I can’t remember the precise moment Degas came into my life, but it was in my early years in London. For my brother and I, who had arrived in the UK as unaccompanied underage refugees and were struggling to acquire a new language, paintings spoke more than a thousand words. And that made us feel less lonely.
It was in those days that my brother bought a book on impressionism. I loved Degas instantly. The works that I got to know first were of dancers. And I danced all the time then, as if beyond merely existing, I was rooting myself through my dancing body in my new adopted country. Dancing made me feel free.
I felt so again when, years later, I visited Paris soon after my first novel The Consequences of Love was published in 2008.
After a trip to a museum near the Seine, I bought another book on Degas. As I leafed through it sitting in a cafe, I saw his painting of a woman bathing in a bucket. I probably had encountered this image before, but what made it stand out to me this time was that I had the vague idea that my second novel would be set in a refugee camp, and I wanted art to be at the heart of the book. And here right before my eyes was an image that sparked my imagination: a naked woman taking a bath in a bucket.
The more I studied Degas’s woman bathing, the more I became enthralled by the power of nudity. When someone is nude, their history, background and surroundings all become secondary. Nude art represented the closest possible introspection of humanity, I thought.
It wasn’t that I was averse to exploring war, colonialism or other politically relevant themes in my work, but that I yearned for a more intimate study of the life of my lead character in the camp. I wanted an Eritrean–Ethiopian woman, and her mind, dreams, body, desires and inner world, to be the prime focus. I wanted Saba, which is what I called her, to live outside her country’s history. I wanted her to lead, not to be led by her country’s upheavals.
At that moment, I visualized Saba in that bucket instead of the French woman. The painting took me back to my childhood. This was how we bathed when we lived in the camp. As a child, I found being in that tiny, dark hut with my naked skin in a bucket full of water an exhilarating experience. And I could imagine my character enjoying it too.

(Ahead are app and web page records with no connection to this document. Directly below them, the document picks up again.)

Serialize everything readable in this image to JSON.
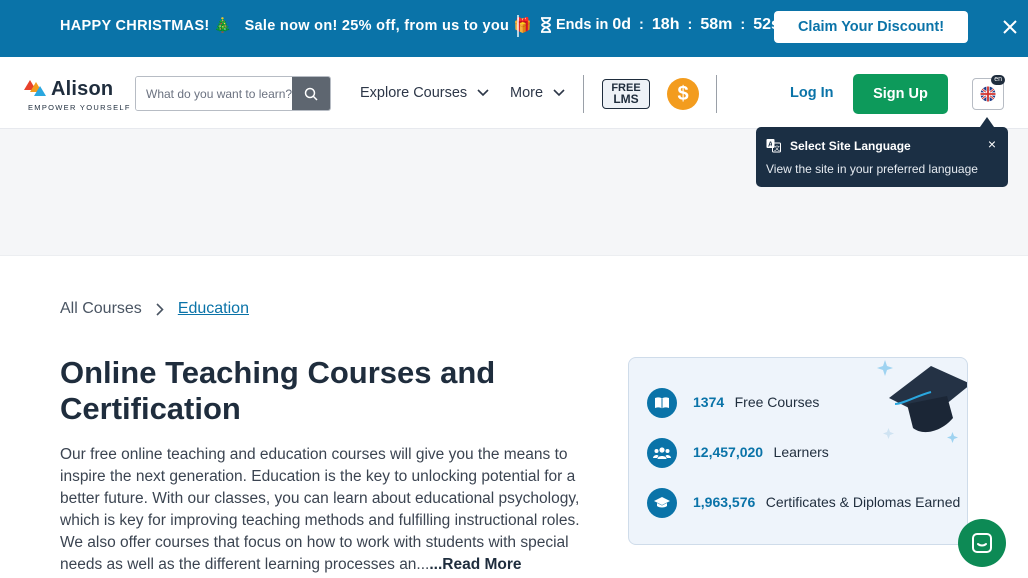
{
  "promo": {
    "message": "HAPPY CHRISTMAS! 🎄",
    "sale": "Sale now on! 25% off, from us to you 🎁",
    "timer_prefix": "Ends in",
    "days": "0d",
    "hours": "18h",
    "minutes": "58m",
    "seconds": "52s",
    "claim_label": "Claim Your Discount!",
    "bg_color": "#0a73a8"
  },
  "header": {
    "logo_name": "Alison",
    "logo_tag": "EMPOWER YOURSELF",
    "search_placeholder": "What do you want to learn?",
    "explore_label": "Explore Courses",
    "more_label": "More",
    "free_lms_line1": "FREE",
    "free_lms_line2": "LMS",
    "coin_symbol": "$",
    "login_label": "Log In",
    "signup_label": "Sign Up",
    "lang_badge": "en",
    "accent_color": "#0d9a5b"
  },
  "lang_popup": {
    "title": "Select Site Language",
    "subtitle": "View the site in your preferred language",
    "close": "×"
  },
  "breadcrumb": {
    "all": "All Courses",
    "current": "Education"
  },
  "main": {
    "title": "Online Teaching Courses and Certification",
    "description": "Our free online teaching and education courses will give you the means to inspire the next generation. Education is the key to unlocking potential for a better future. With our classes, you can learn about educational psychology, which is key for improving teaching methods and fulfilling instructional roles. We also offer courses that focus on how to work with students with special needs as well as the different learning processes an...",
    "read_more": "...Read More"
  },
  "stats": [
    {
      "value": "1374",
      "label": "Free Courses",
      "icon": "book-icon"
    },
    {
      "value": "12,457,020",
      "label": "Learners",
      "icon": "users-icon"
    },
    {
      "value": "1,963,576",
      "label": "Certificates & Diplomas Earned",
      "icon": "graduation-cap-icon"
    }
  ]
}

I felt I needed a muse, to follow an Eritrean or Ethiopian woman as she went on about her day. Be there to see her wake up, observe how she showered. Study her as she did her hair and makeup, had her morning coffee, brushed her teeth. Follow her to work, spend the day with her as she negotiated the traffic of life and gain unfiltered access to her thoughts. I wanted to stay by her bedside at night, hoping to catch the details of how she slept. I truly believed that as a writer I could transcend myself, be a shadow in the life of this woman so that I could accurately capture her moods, loves, rages and hungers in their purest, uncensored details. I would paint her world on my pages as precisely as Degas did with his muse.
I mustered the courage and asked an Eritrean woman I knew in London. She told me she’d think about it. But then I had to leave for Brussels. As I surrounded myself with books more than people, something changed about my creative process. It dawned on me that I was, as Frida Khalo had said, the subject I knew best. I didn’t need anyone else, I thought. I could be my own muse.
I remember the day I stood in front of a mirror naked after a dance. I opened my body to my own inquisitive stare. I wasn’t looking at the massacre I had survived as a two-year old boy, the years I spent in a remote camp, and those that followed in Saudi Arabia. My image of myself now wasn’t disturbed by the challenges I had faced in London. I was looking at this half-Eritrean, half-Ethiopian man still standing, still dancing. Nudity enabled me to see me and not all that surrounded me. As I looked at the pictures I had taken of myself in different poses, unclothed by fabric or history, I began to discover things buried deep inside me: the woman in me as well as the man, the immigrant, the wanderer, the silent boy, the stubborn, flawed human being that I am. I was more than a refugee. I was one hundred other things too.
Taking these nude self-portraits inspired me to look beyond the obvious. So when the Ethiopian painter in my novel, who had studied art in Paris, complains that he can’t find a model to paint, his mind opens up when he finds himself standing in front of Hagos, my male character. The painter realises that a muse isn’t necessarily a woman. So he asks Hagos if he could pose naked for him. A male body can be a paragon of beauty too.
Today my novel is finally finished, ten years after I encountered Degas’s painting in Paris. Silence is My Mother Tongue is first of all a portrait of us, Eritreans–Ethiopians, of our intimate world, and the things we see when we dare to undress ourselves of our history. That even in the middle of ruins and tragedies, there are many beautiful things we hold inside us that we come to see once bathing naked in the glorious details of our own humanity.
Sulaiman Addonia’s Silence Is My Mother Tongue will be published by The Indigo Press on October 25, 2018.